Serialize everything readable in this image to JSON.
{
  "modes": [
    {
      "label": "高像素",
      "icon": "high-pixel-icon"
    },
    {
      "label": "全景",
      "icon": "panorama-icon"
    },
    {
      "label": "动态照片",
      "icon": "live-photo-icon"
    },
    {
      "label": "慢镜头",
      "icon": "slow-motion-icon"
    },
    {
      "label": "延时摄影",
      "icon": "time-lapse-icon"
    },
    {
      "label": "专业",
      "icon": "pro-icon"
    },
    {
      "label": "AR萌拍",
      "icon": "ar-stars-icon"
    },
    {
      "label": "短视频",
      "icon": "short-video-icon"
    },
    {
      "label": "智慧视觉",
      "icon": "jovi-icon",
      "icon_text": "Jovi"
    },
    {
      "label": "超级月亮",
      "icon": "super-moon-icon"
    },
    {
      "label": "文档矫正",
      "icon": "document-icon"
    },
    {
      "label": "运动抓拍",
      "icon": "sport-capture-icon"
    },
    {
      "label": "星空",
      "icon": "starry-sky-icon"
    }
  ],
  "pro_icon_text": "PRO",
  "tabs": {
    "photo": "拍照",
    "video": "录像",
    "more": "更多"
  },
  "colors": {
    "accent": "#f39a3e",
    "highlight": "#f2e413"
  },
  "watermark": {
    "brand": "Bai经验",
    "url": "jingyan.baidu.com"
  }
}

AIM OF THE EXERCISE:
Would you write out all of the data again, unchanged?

ANSWER TO THIS EXERCISE:
Serialize everything readable in this image to JSON.
{
  "modes": [
    {
      "label": "高像素",
      "icon": "high-pixel-icon"
    },
    {
      "label": "全景",
      "icon": "panorama-icon"
    },
    {
      "label": "动态照片",
      "icon": "live-photo-icon"
    },
    {
      "label": "慢镜头",
      "icon": "slow-motion-icon"
    },
    {
      "label": "延时摄影",
      "icon": "time-lapse-icon"
    },
    {
      "label": "专业",
      "icon": "pro-icon"
    },
    {
      "label": "AR萌拍",
      "icon": "ar-stars-icon"
    },
    {
      "label": "短视频",
      "icon": "short-video-icon"
    },
    {
      "label": "智慧视觉",
      "icon": "jovi-icon",
      "icon_text": "Jovi"
    },
    {
      "label": "超级月亮",
      "icon": "super-moon-icon"
    },
    {
      "label": "文档矫正",
      "icon": "document-icon"
    },
    {
      "label": "运动抓拍",
      "icon": "sport-capture-icon"
    },
    {
      "label": "星空",
      "icon": "starry-sky-icon"
    }
  ],
  "pro_icon_text": "PRO",
  "tabs": {
    "photo": "拍照",
    "video": "录像",
    "more": "更多"
  },
  "colors": {
    "accent": "#f39a3e",
    "highlight": "#f2e413"
  },
  "watermark": {
    "brand": "Bai经验",
    "url": "jingyan.baidu.com"
  }
}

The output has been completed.